• [Prompt] From the first line to the last, write out the records exactly, leaving the pictures behind.

───── Given information ─────

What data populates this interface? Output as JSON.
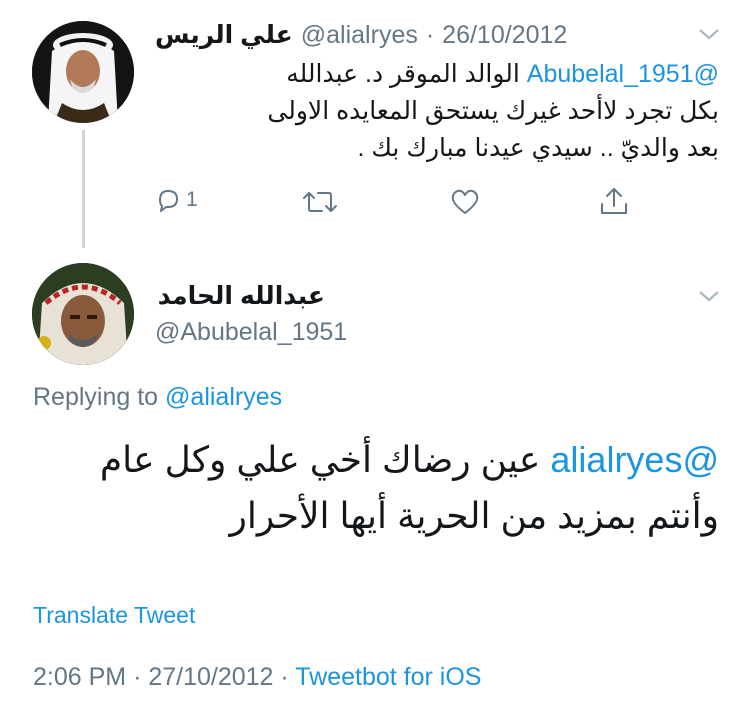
{
  "parent_tweet": {
    "display_name": "علي الريس",
    "handle": "@alialryes",
    "separator": "·",
    "date": "26/10/2012",
    "text_line1": "@Abubelal_1951 الوالد الموقر د. عبدالله",
    "text_line2": "بكل تجرد لاأحد غيرك يستحق المعايده الاولى",
    "text_line3": "بعد والديّ .. سيدي عيدنا مبارك بك .",
    "reply_count": "1",
    "icons": [
      "reply-icon",
      "retweet-icon",
      "like-icon",
      "share-icon",
      "chevron-down-icon"
    ]
  },
  "main_tweet": {
    "display_name": "عبدالله الحامد",
    "handle": "@Abubelal_1951",
    "replying_prefix": "Replying to",
    "replying_handle": "@alialryes",
    "text_line1": "@alialryes  عين رضاك أخي علي وكل عام",
    "text_line2": "وأنتم بمزيد من الحرية أيها الأحرار",
    "translate_label": "Translate Tweet",
    "time": "2:06 PM",
    "separator": "·",
    "date": "27/10/2012",
    "separator2": "·",
    "client": "Tweetbot for iOS"
  },
  "colors": {
    "link": "#1b95e0",
    "muted": "#657786",
    "text": "#14171a",
    "thread_line": "#ccd6dd"
  }
}
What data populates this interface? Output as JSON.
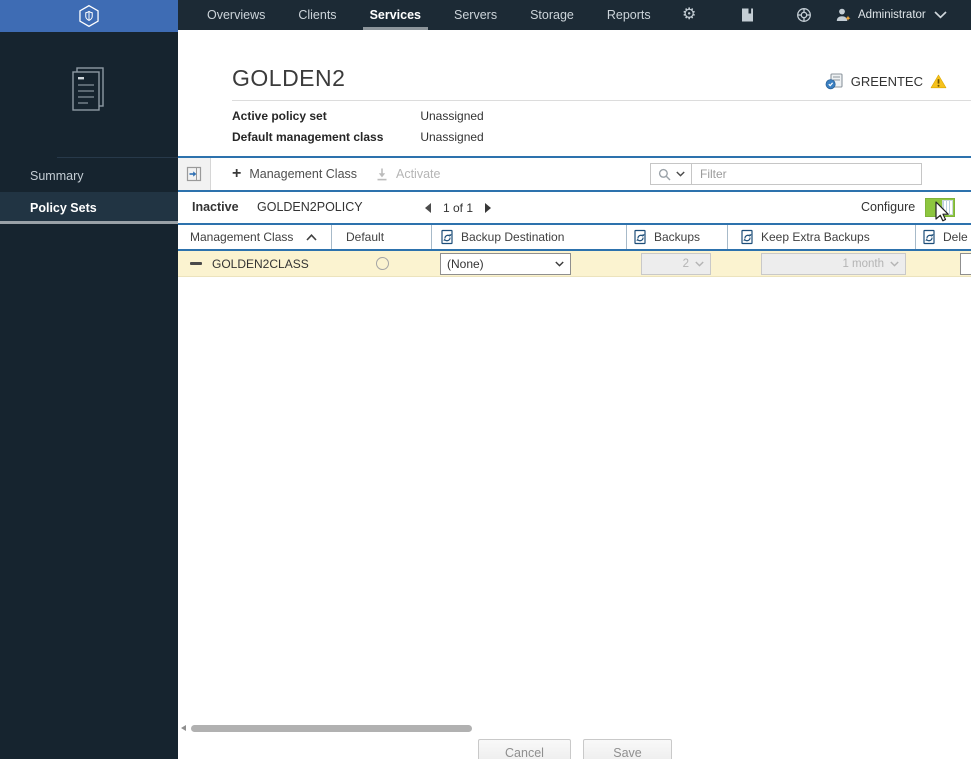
{
  "topnav": {
    "items": [
      "Overviews",
      "Clients",
      "Services",
      "Servers",
      "Storage",
      "Reports"
    ],
    "active_item": "Services",
    "user": "Administrator"
  },
  "sidebar": {
    "items": [
      {
        "label": "Summary",
        "active": false
      },
      {
        "label": "Policy Sets",
        "active": true
      }
    ]
  },
  "header": {
    "title": "GOLDEN2",
    "server": "GREENTEC",
    "fields": [
      {
        "label": "Active policy set",
        "value": "Unassigned"
      },
      {
        "label": "Default management class",
        "value": "Unassigned"
      }
    ]
  },
  "toolbar": {
    "add_label": "Management Class",
    "activate_label": "Activate",
    "filter_placeholder": "Filter"
  },
  "policy_bar": {
    "status": "Inactive",
    "name": "GOLDEN2POLICY",
    "pager": "1 of 1",
    "configure_label": "Configure",
    "configure_toggle_on": true
  },
  "table": {
    "columns": [
      {
        "label": "Management Class",
        "sorted": "asc",
        "icon": "none"
      },
      {
        "label": "Default",
        "icon": "none"
      },
      {
        "label": "Backup Destination",
        "icon": "backup-sync"
      },
      {
        "label": "Backups",
        "icon": "backup-sync"
      },
      {
        "label": "Keep Extra Backups",
        "icon": "backup-sync"
      },
      {
        "label": "Dele",
        "icon": "backup-sync"
      }
    ],
    "row": {
      "name": "GOLDEN2CLASS",
      "default_selected": false,
      "backup_destination": "(None)",
      "backups": "2",
      "keep_extra_backups": "1 month"
    }
  },
  "footer": {
    "cancel_label": "Cancel",
    "save_label": "Save"
  },
  "icons": {
    "brand": "hexagon-shield",
    "settings": "gear",
    "documentation": "book",
    "support": "help-ring",
    "user": "person-star",
    "sidebar_section": "policy-document",
    "panel": "open-panel-arrow",
    "search": "magnifier",
    "server_status": "server-shield",
    "alert": "warning-triangle",
    "pointer": "mouse-cursor"
  },
  "colors": {
    "nav_bg": "#1c2a35",
    "brand_blue": "#3e6cb4",
    "accent_line": "#2d72ad",
    "row_highlight": "#fbf3d0",
    "toggle_green": "#8dc63f",
    "warning_yellow": "#f6c21d"
  }
}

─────

• [Result for this task]
What data populates this interface? Output as JSON.
{
  "parent_tweet": {
    "display_name": "علي الريس",
    "handle": "@alialryes",
    "separator": "·",
    "date": "26/10/2012",
    "text_line1": "@Abubelal_1951 الوالد الموقر د. عبدالله",
    "text_line2": "بكل تجرد لاأحد غيرك يستحق المعايده الاولى",
    "text_line3": "بعد والديّ .. سيدي عيدنا مبارك بك .",
    "reply_count": "1",
    "icons": [
      "reply-icon",
      "retweet-icon",
      "like-icon",
      "share-icon",
      "chevron-down-icon"
    ]
  },
  "main_tweet": {
    "display_name": "عبدالله الحامد",
    "handle": "@Abubelal_1951",
    "replying_prefix": "Replying to",
    "replying_handle": "@alialryes",
    "text_line1": "@alialryes  عين رضاك أخي علي وكل عام",
    "text_line2": "وأنتم بمزيد من الحرية أيها الأحرار",
    "translate_label": "Translate Tweet",
    "time": "2:06 PM",
    "separator": "·",
    "date": "27/10/2012",
    "separator2": "·",
    "client": "Tweetbot for iOS"
  },
  "colors": {
    "link": "#1b95e0",
    "muted": "#657786",
    "text": "#14171a",
    "thread_line": "#ccd6dd"
  }
}
What data populates this interface? Output as JSON.
{
  "topnav": {
    "items": [
      "Overviews",
      "Clients",
      "Services",
      "Servers",
      "Storage",
      "Reports"
    ],
    "active_item": "Services",
    "user": "Administrator"
  },
  "sidebar": {
    "items": [
      {
        "label": "Summary",
        "active": false
      },
      {
        "label": "Policy Sets",
        "active": true
      }
    ]
  },
  "header": {
    "title": "GOLDEN2",
    "server": "GREENTEC",
    "fields": [
      {
        "label": "Active policy set",
        "value": "Unassigned"
      },
      {
        "label": "Default management class",
        "value": "Unassigned"
      }
    ]
  },
  "toolbar": {
    "add_label": "Management Class",
    "activate_label": "Activate",
    "filter_placeholder": "Filter"
  },
  "policy_bar": {
    "status": "Inactive",
    "name": "GOLDEN2POLICY",
    "pager": "1 of 1",
    "configure_label": "Configure",
    "configure_toggle_on": true
  },
  "table": {
    "columns": [
      {
        "label": "Management Class",
        "sorted": "asc",
        "icon": "none"
      },
      {
        "label": "Default",
        "icon": "none"
      },
      {
        "label": "Backup Destination",
        "icon": "backup-sync"
      },
      {
        "label": "Backups",
        "icon": "backup-sync"
      },
      {
        "label": "Keep Extra Backups",
        "icon": "backup-sync"
      },
      {
        "label": "Dele",
        "icon": "backup-sync"
      }
    ],
    "row": {
      "name": "GOLDEN2CLASS",
      "default_selected": false,
      "backup_destination": "(None)",
      "backups": "2",
      "keep_extra_backups": "1 month"
    }
  },
  "footer": {
    "cancel_label": "Cancel",
    "save_label": "Save"
  },
  "icons": {
    "brand": "hexagon-shield",
    "settings": "gear",
    "documentation": "book",
    "support": "help-ring",
    "user": "person-star",
    "sidebar_section": "policy-document",
    "panel": "open-panel-arrow",
    "search": "magnifier",
    "server_status": "server-shield",
    "alert": "warning-triangle",
    "pointer": "mouse-cursor"
  },
  "colors": {
    "nav_bg": "#1c2a35",
    "brand_blue": "#3e6cb4",
    "accent_line": "#2d72ad",
    "row_highlight": "#fbf3d0",
    "toggle_green": "#8dc63f",
    "warning_yellow": "#f6c21d"
  }
}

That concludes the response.